            As I pondered these two passages, I couldn’t help but think how often we are so legalistic in following the letter of the law when it comes to the Bible that we fail to live and act in love; which is the greatest commandment. Don’t get me wrong. We need our laws. Laws tell us what is acceptable and unacceptable behavior. That’s fine when it comes to our public laws. Those laws can dictate to us what we can and cannot do but those laws are powerless to dictate to us what we think and what we feel.
           Therefore, laws can only go so far in a faith journey. When Jesus says, “A new commandment I give to you,” He is speaking those words within the context of community law. When the disciples, or the Jews, talked about commandments they were discussing laws for acceptable behavior in society. Maybe that’s why they didn’t get it and why too often today people of faith still don’t get it.
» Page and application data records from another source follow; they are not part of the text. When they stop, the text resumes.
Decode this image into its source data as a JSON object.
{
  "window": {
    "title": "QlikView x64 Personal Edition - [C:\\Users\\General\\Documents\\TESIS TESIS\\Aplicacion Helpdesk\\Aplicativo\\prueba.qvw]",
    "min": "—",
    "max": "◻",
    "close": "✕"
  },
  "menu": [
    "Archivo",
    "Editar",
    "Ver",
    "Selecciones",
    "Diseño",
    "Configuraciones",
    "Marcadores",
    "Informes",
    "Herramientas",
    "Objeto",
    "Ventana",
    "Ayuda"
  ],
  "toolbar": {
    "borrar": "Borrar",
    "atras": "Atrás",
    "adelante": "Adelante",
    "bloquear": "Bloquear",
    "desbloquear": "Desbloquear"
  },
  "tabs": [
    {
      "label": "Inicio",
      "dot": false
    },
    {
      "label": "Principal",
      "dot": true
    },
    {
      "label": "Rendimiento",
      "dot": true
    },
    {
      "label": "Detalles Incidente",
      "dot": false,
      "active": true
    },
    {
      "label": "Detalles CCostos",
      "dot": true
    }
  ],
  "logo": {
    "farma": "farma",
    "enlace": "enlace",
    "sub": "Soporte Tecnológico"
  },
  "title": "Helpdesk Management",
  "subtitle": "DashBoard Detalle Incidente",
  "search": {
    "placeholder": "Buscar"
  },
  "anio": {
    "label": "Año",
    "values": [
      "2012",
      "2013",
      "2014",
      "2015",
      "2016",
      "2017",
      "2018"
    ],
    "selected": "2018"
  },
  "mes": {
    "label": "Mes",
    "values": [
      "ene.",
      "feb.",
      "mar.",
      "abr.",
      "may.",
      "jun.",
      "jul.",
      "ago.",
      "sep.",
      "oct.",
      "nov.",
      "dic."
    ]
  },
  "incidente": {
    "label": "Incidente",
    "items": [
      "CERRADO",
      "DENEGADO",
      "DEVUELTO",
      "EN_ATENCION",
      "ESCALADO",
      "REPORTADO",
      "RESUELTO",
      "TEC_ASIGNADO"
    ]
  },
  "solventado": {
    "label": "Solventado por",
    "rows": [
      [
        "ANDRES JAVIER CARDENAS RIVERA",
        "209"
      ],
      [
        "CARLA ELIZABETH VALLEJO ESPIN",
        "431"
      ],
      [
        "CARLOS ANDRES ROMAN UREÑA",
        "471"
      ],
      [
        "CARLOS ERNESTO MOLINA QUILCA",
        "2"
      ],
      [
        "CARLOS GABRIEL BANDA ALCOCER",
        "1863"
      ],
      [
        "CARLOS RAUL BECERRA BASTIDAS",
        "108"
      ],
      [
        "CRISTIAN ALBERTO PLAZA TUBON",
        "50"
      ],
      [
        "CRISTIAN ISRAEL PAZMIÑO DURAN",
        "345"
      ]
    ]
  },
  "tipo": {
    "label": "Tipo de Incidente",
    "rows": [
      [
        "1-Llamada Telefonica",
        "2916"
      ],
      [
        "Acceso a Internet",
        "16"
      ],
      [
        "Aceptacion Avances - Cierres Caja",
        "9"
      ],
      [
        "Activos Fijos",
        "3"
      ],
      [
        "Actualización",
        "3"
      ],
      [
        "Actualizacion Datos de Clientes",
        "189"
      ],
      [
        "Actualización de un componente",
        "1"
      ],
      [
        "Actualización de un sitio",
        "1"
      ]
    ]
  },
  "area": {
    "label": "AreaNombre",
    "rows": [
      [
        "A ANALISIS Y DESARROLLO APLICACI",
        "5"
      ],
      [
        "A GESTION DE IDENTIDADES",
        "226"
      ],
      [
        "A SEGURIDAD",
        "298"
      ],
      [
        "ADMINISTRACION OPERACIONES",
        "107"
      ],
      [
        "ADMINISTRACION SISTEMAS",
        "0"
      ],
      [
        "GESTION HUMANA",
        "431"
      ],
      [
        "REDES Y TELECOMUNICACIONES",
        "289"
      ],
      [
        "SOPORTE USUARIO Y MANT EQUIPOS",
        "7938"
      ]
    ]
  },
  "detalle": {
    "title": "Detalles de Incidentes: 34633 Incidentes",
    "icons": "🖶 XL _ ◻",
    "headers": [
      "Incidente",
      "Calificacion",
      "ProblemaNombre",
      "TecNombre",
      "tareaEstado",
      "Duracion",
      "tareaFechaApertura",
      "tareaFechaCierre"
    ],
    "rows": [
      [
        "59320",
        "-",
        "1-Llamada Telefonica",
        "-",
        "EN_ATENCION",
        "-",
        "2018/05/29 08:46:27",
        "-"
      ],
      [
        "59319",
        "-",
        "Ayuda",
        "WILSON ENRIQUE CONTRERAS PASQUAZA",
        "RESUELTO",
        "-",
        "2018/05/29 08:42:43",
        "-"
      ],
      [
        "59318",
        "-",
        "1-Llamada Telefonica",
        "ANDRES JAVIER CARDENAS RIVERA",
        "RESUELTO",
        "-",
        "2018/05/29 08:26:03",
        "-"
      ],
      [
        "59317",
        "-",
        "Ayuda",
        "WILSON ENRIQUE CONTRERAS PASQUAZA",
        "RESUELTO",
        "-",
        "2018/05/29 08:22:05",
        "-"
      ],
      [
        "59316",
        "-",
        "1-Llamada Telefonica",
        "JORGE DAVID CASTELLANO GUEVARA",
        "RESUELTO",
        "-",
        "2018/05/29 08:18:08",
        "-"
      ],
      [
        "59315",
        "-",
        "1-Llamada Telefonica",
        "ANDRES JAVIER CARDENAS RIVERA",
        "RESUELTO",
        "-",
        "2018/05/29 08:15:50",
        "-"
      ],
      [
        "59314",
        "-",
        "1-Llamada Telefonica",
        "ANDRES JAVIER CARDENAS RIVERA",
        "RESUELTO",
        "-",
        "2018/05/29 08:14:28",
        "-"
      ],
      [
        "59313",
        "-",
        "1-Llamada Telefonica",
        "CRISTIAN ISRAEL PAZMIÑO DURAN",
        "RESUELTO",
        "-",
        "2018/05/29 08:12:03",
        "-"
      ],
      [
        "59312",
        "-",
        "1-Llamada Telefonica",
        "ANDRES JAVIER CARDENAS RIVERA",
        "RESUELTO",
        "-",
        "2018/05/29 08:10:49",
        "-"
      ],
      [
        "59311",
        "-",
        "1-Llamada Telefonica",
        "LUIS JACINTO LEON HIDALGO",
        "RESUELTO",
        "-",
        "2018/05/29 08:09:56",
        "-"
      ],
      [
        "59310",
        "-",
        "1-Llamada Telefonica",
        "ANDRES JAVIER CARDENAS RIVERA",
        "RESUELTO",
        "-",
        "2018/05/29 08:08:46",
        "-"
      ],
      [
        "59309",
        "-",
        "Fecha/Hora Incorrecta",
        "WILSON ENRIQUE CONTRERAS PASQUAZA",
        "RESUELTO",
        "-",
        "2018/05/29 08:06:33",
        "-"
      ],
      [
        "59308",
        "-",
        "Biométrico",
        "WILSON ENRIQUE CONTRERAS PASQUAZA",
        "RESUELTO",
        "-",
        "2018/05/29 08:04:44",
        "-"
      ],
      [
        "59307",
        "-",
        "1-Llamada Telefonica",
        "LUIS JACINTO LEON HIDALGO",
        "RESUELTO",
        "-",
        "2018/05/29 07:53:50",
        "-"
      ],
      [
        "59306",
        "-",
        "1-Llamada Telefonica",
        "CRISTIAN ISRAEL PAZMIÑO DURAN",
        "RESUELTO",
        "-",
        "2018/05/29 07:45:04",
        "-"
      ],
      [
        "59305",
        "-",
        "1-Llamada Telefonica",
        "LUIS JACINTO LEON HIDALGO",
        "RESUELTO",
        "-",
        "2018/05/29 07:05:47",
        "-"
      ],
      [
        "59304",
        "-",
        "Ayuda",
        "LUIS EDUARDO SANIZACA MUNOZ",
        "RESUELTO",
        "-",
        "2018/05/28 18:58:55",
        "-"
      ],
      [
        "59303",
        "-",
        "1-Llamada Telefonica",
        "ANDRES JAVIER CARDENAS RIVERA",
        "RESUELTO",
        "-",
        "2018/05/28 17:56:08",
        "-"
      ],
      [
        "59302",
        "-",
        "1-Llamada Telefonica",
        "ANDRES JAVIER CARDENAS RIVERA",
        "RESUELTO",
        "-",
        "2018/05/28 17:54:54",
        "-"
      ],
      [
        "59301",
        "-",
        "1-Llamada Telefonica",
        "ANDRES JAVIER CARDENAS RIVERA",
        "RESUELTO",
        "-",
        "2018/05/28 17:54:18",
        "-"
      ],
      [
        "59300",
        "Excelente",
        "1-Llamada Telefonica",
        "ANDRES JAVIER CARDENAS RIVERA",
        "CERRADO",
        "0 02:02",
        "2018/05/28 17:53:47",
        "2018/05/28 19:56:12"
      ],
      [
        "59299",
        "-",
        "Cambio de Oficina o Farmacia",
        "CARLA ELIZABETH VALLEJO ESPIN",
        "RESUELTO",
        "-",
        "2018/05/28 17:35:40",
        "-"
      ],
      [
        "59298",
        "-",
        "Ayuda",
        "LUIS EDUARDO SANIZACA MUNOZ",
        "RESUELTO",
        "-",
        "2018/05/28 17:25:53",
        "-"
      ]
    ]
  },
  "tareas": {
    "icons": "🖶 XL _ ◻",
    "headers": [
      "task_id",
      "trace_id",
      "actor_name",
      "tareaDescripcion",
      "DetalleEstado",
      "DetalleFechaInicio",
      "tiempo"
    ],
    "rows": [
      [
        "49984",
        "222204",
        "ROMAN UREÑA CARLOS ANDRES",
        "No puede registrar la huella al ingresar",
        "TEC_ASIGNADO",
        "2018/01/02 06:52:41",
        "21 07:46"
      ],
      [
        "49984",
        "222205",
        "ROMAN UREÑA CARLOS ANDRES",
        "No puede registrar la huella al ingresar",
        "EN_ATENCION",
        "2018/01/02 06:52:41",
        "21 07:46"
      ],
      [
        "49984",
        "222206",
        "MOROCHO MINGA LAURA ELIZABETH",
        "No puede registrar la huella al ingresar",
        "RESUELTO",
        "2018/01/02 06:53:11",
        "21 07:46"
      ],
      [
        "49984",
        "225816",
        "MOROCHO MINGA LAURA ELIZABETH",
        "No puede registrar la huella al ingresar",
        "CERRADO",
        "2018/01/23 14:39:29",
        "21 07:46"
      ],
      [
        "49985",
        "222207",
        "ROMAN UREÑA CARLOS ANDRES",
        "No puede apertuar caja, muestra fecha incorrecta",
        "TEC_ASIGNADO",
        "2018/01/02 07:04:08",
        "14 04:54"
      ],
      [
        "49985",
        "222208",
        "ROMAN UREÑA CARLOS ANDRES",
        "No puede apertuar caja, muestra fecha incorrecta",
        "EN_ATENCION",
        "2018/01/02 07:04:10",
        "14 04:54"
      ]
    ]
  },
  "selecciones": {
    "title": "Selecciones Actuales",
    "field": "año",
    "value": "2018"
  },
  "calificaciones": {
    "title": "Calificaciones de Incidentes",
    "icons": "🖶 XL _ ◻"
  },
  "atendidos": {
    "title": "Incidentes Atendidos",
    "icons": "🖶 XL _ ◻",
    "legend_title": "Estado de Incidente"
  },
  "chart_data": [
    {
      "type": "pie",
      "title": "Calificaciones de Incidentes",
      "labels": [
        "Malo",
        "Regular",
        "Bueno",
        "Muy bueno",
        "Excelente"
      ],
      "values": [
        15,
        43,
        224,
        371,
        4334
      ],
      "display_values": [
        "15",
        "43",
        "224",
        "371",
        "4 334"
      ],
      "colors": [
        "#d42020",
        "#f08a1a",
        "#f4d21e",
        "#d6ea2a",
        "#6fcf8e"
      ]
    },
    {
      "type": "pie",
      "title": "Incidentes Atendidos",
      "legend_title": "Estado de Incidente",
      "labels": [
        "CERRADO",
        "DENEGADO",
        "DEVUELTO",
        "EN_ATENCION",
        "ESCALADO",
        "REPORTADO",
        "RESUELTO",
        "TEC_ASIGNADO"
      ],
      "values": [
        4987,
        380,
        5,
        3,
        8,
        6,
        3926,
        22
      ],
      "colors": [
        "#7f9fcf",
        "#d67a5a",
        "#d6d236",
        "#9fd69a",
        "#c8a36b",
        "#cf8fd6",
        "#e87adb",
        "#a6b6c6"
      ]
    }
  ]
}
            Jesus says, “A new COMMANDMENT I give to you: LOVE one another.” Did you catch it? It’s a new law telling us, no, commanding us to love. Rev. Richard Daggett says “This laws invades the very depths of our being; this law presumed to have jurisdiction over the way we think, the way we feel, over our opinions, our prejudices and biases, our concepts of superiority, over the way every fiber of our being, both inward and outward, responds to the world around us.”  And then Rev. Daggett says this: “This law clarifies to us that while religion and law may exercise lordship over our actions, over the way we live, Christ wants lordship over everything we are. It is the law of the spirit and not simply the letter of the law.”
            As I considered what Rev. Daggett said, I thought: every time we allow traditions and legalism in the church to win over love, we are NOT on God’s side; we are just in God’s way! And that is not a good place to ever find oneself.
            So join us in worship this Sunday. I will be using this story of Peter preaching at Cornelius’s house, and this commandment of Jesus’ “to love one another” to preach a sermon that asks the question Are You on God’s Side Or in God’s Way?” The scriptural texts for this sermon is “Acts 11:11-18” and “John 13:33-35.” And remember the clue to which one is true for each of us is found in the last line of the Gospel Reading and in Peter Scholtes’ song “They’ll know we are Christians By Our Love.”